According to the Tennessee Department of Labor and Workforce Development (TDLWD), in excess of 25,000 Tennesseans are affected by the incomplete government shutdown.
A release from the department stated that relying upon the length of the shutdown, “many Tennesseans who work for the federal government may qualify to collect unemployment benefits.”
“The United States Department of Labor (USDOL) has strict requirements claimants must meet to receive benefits, one of which is an unemployed person must be willing and able to work. A furloughed federal worker meets this requirement because they are free to work.”
Notwithstanding, the release states that federal workers required to stay at work without pay are not qualified on the grounds that they are not ready to work.
On the off chance that the state affirms a person’s application for advantages, “unemployment claimants must certify online each week they are available to work. The state also requires they conduct online job searches in order to receive benefits.”
The primary week an individual records they won’t get cash, as this is considered “their holding up week.”
“They will receive their first payment after two weeks of filing. The state pays the waiting week after a claimant completes four consecutive weeks of certifying for benefits.”
Amid the application procedure, the state needs to check compensation with the individual’s employer, which could cause a postponement in the confirmation procedure as these are federal employees.
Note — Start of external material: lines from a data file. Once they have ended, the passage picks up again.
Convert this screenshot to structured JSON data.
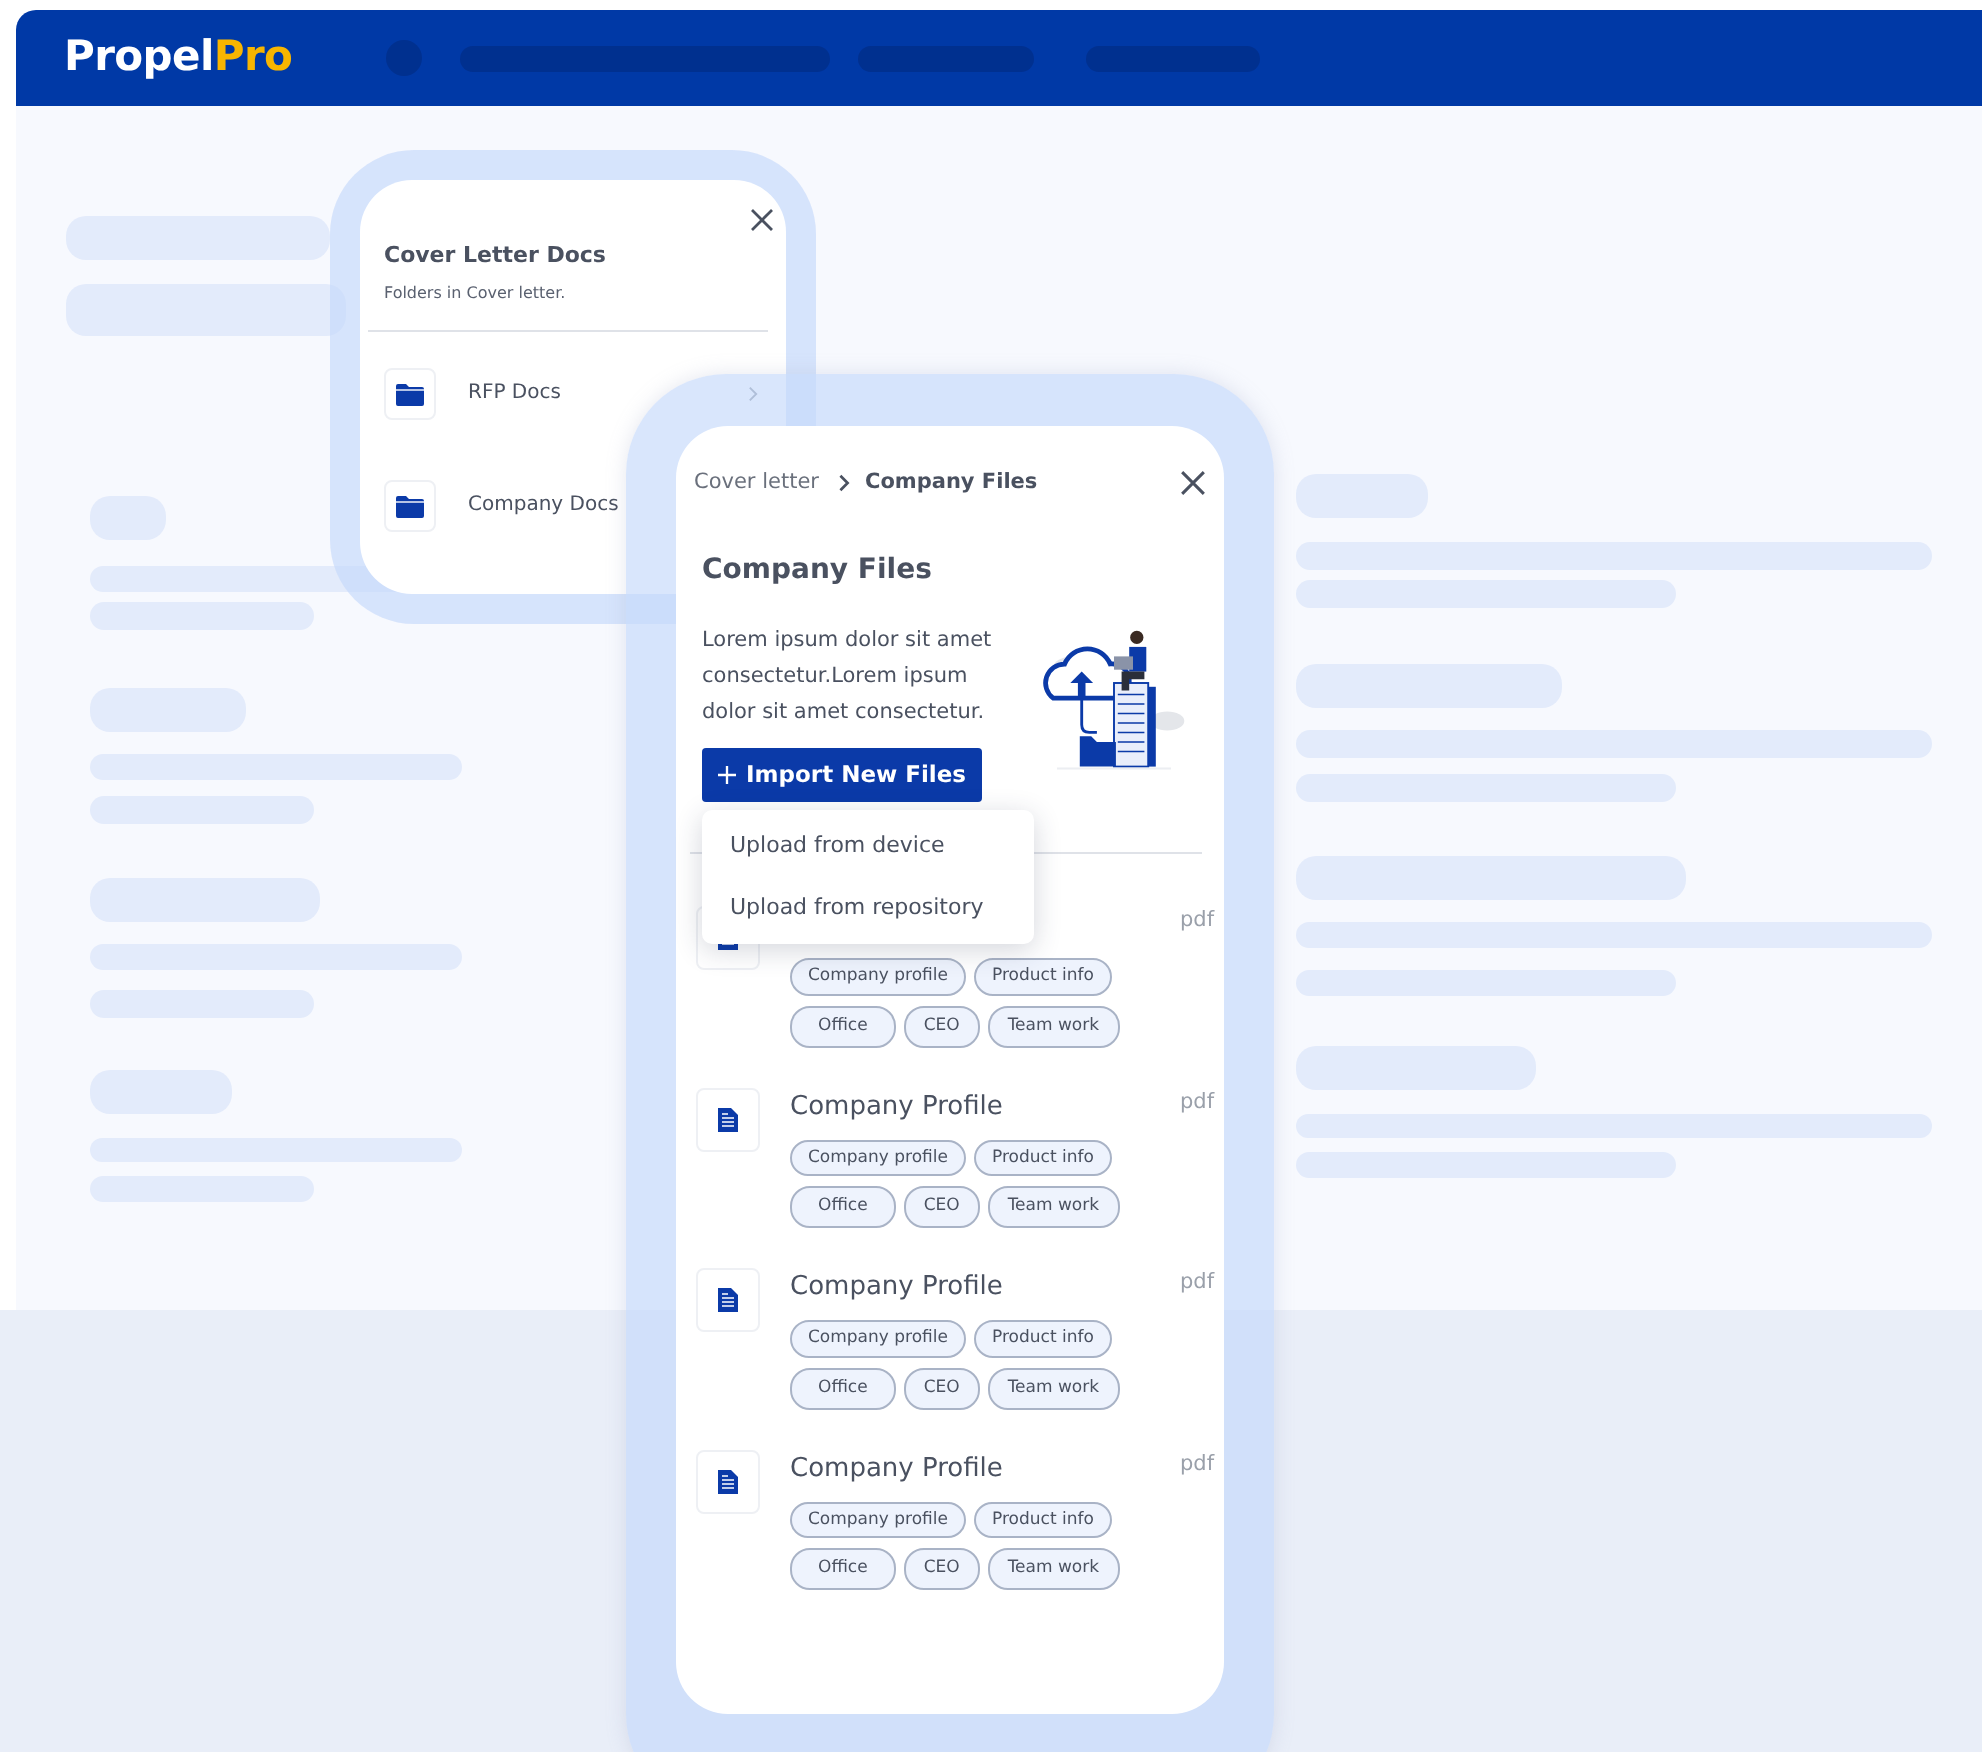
{
  "navbar": {
    "logo": {
      "primary": "Propel",
      "accent": "Pro"
    }
  },
  "folders_panel": {
    "title": "Cover Letter Docs",
    "subtitle": "Folders in Cover letter.",
    "items": [
      {
        "label": "RFP Docs",
        "chevron": true
      },
      {
        "label": "Company Docs",
        "chevron": false
      }
    ]
  },
  "files_panel": {
    "breadcrumb": [
      {
        "label": "Cover letter",
        "current": false
      },
      {
        "label": "Company Files",
        "current": true
      }
    ],
    "title": "Company Files",
    "description": "Lorem ipsum dolor sit amet consectetur.Lorem ipsum dolor sit amet consectetur.",
    "import_button": {
      "label": "Import New Files"
    },
    "import_menu": {
      "open": true,
      "items": [
        "Upload from device",
        "Upload from repository"
      ]
    },
    "files": [
      {
        "type": "pdf",
        "tags": [
          "Company profile",
          "Product info",
          "Office",
          "CEO",
          "Team work"
        ]
      },
      {
        "title": "Company Profile",
        "type": "pdf",
        "tags": [
          "Company profile",
          "Product info",
          "Office",
          "CEO",
          "Team work"
        ]
      },
      {
        "title": "Company Profile",
        "type": "pdf",
        "tags": [
          "Company profile",
          "Product info",
          "Office",
          "CEO",
          "Team work"
        ]
      },
      {
        "title": "Company Profile",
        "type": "pdf",
        "tags": [
          "Company profile",
          "Product info",
          "Office",
          "CEO",
          "Team work"
        ]
      }
    ]
  }
}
The state has 21 days to support or deny a claim.
“The maximum weekly benefit in Tennessee is $275, which is subject to federal income taxes.”
At the point when the shutdown closes, and if federal employees are given back pay, they will be subject to pay the state for any joblessness benefits they got.
As indicated by the discharge, as of January 10, the state has gotten advantage applications from 400 federal employees because of the shutdown.